The first has proved relatively manageable. The hospital wants you to be able to function as normally as possible and they dosed me up on steroids and gave me two other kinds of drugs to take home to manage the nausea. On top of that, a good friend who started her chemo about six weeks before me, gave me some excellent advice. She said not eating makes the nausea worse. It is critical to keep eating. Luckily I had some evidence to support this. After my PET scan (for reasons I don’t quite know), I felt horribly nauseous. When my husband came to pick me up, I was very fragile and just wanted to lie still and concentrate on not being sick. Luckily, my husband persuaded me to eat something. His logic was that I’d had two weird meals (no fat or carbs) and then fasted for six hours. Chances are, I was hungry. It seemed reasonable and so I battled my instinct and nibbled very cautiously through a piece of Vegemite toast (yes, some people do like Vegemite.. ESPECIALLY when sick). It worked. The nausea didn’t magically disappear but it abated significantly and the experience made me realize that eating was not my enemy. So, when I got home after my first chemo session, I was determined to eat. And my friend proved absolutely right. The moment I feel a bit green, I get myself a snack and it really helps. Note: I definitely use the drugs as well. I’m not soloing on food!!
The weird thing, that isn’t so well portrayed on all the movies about people having chemotherapy, is that your tastes and your stomach are doing pretty bizarre things. The chemo can cause either constipation or diarrhea so you feel like you’re on this balancing wire of fibre intake. In addition, you get a weird metallic taste in your mouth which totally messes with your taste buds. Meat is pretty foul (I guess because of the iron in it?). On Saturday I spent significant effort making myself a chicken noodle soup. I was craving a salty light soup and this is what came to mind. As I pulled the chicken apart, it smelled delicious. But when I got to actually eating it, eating the chicken was like eating rubber. I didn’t enjoy it at all (luckily my son did). That was a huge disappointment. Since then, I asked my husband to buy in some instant noodles. They aren’t healthy but they’re such a strong salty flavour and have that hot soupiness. They drown out the horrible chemo taste and are strangely comforting. A nurse at the hospital recommended strong sweet flavours as being commonly popular. So I have also been enjoying regular cups of hot Ribena (remember, it’s winter here so hot is good).
So that’s fear number one.
I haven’t really dealt with fear number two yet – the hair loss. I think I have about a week left with my own hair. The thought of being bald is completely terrifying to me. I have never liked my ears and know that I have at least one big skin tag on my skull which is unlikely to look pretty. Also, bald women (instead of reminding me of heroes of feminism like Sinead O’Connor) just remind me of witch hunts and being burned at the stake and concentration camps. My head is so stupid. There was a young girl in the hospital having chemotherapy and she looked beautiful in her baldness. She could totally have been an ad for it. But she deserves to look beautiful. Fancy going through this crap at her age.

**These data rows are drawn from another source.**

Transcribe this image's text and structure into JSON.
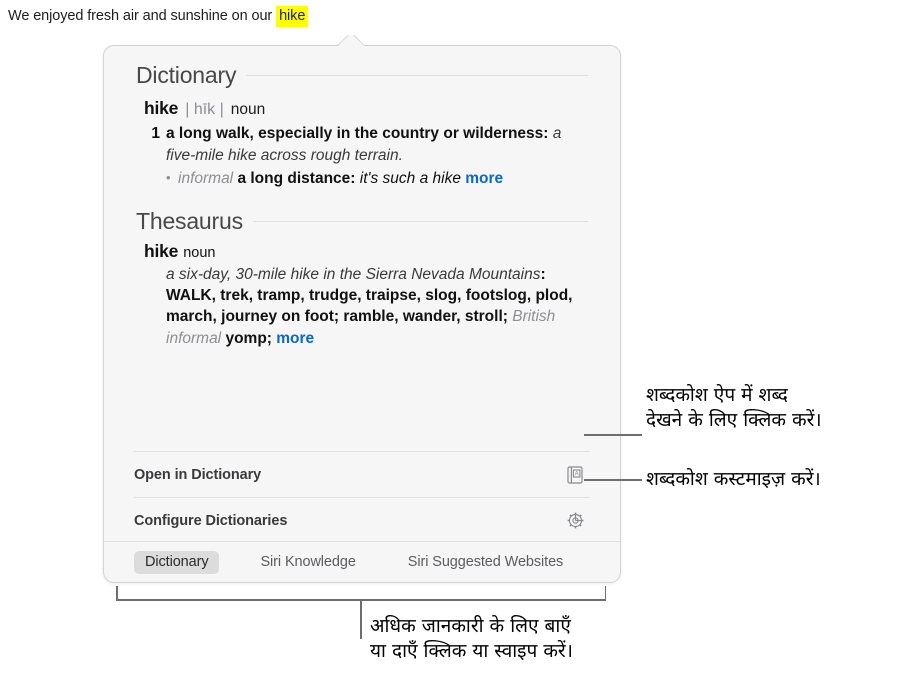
{
  "sentence": {
    "before": "We enjoyed fresh air and sunshine on our ",
    "highlighted_word": "hike",
    "highlight_color": "#ffff00"
  },
  "popover": {
    "dictionary": {
      "section_title": "Dictionary",
      "headword": "hike",
      "pronunciation": "| hīk |",
      "part_of_speech": "noun",
      "sense_number": "1",
      "sense_definition_bold": "a long walk, especially in the country or wilderness:",
      "sense_example": " a five-mile hike across rough terrain.",
      "subsense_bullet": "•",
      "subsense_label": "informal",
      "subsense_definition_bold": "a long distance:",
      "subsense_example": " it's such a hike",
      "more_label": "more"
    },
    "thesaurus": {
      "section_title": "Thesaurus",
      "headword": "hike",
      "part_of_speech": "noun",
      "example": "a six-day, 30-mile hike in the Sierra Nevada Mountains",
      "colon": ": ",
      "primary_synonym": "WALK",
      "synonyms_rest": ", trek, tramp, trudge, traipse, slog, footslog, plod, march, journey on foot; ramble, wander, stroll; ",
      "regional_label": "British informal",
      "regional_synonym": " yomp; ",
      "more_label": "more"
    },
    "actions": [
      {
        "label": "Open in Dictionary",
        "icon": "dictionary-book-icon"
      },
      {
        "label": "Configure Dictionaries",
        "icon": "gear-icon"
      }
    ],
    "tabs": [
      {
        "label": "Dictionary",
        "selected": true
      },
      {
        "label": "Siri Knowledge",
        "selected": false
      },
      {
        "label": "Siri Suggested Websites",
        "selected": false
      }
    ]
  },
  "annotations": {
    "open_in_dictionary": {
      "line1": "शब्दकोश ऐप में शब्द",
      "line2": "देखने के लिए क्लिक करें।"
    },
    "configure_dictionaries": {
      "line1": "शब्दकोश कस्टमाइज़ करें।"
    },
    "tabs_hint": {
      "line1": "अधिक जानकारी के लिए बाएँ",
      "line2": "या दाएँ क्लिक या स्वाइप करें।"
    }
  },
  "colors": {
    "link": "#0a66d0",
    "popover_background": "#f6f6f6",
    "popover_border": "#d3d3d3",
    "selected_tab_background": "#dcdcdc",
    "leader_line": "#6e6e6e"
  }
}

Anyway, so I have to go wig shopping. That will be confronting.
So all I’m saying is, it’s not what I expected. And in a lot of ways I’m hugely relieved. If I have a phobia, it’s vomiting. But it’s very much more complicated than I realized (even although I have interrogated people who have been through it). And when people talk about how tired it makes you…. I had NO idea. On Sunday, walking down the hall and back made me feel shaky and weak. All I wanted was to lie with my eyes shut. No hope of reading anything. No desire, to be honest. Just breathing was perfectly sufficient. Well, that wasn’t possible on Sunday as we had a little girl with an important birthday to celebrate. But luckily my husband and the grandparents stepped in and made everything happen for her. And I was just there – a kind of droopy shadow Mum. I think she had a great day, even so. Thank goodness for a wonderful husband and family!!
Oh my goodness… the number of times I have said thank you in the last week!!! I mean, last night, my husband made stuffed capsicums for dinner. They were exquisite! What a hero!
Anyway, so today I am taking it easy so that I have the energy to pick the kids up from school and take them to their music lessons. I usually love Wednesday afternoons as the music school seems to be a congregation point for people I have known from all different stages of the kids’ lives. It feels so nice to be in a community and know all these people. I had quite a peripatetic childhood and early adulthood so it’s taken me a long while to realize how awesome it is to just stay in one place and let a network form.
Here’s my drawing from this morning – taken from a bunch of National Geographic magazines an experienced friend dropped around – knowing how vague one’s brain is. She said “Just look at the pictures. Sometimes it’s all you can manage.” How right she was.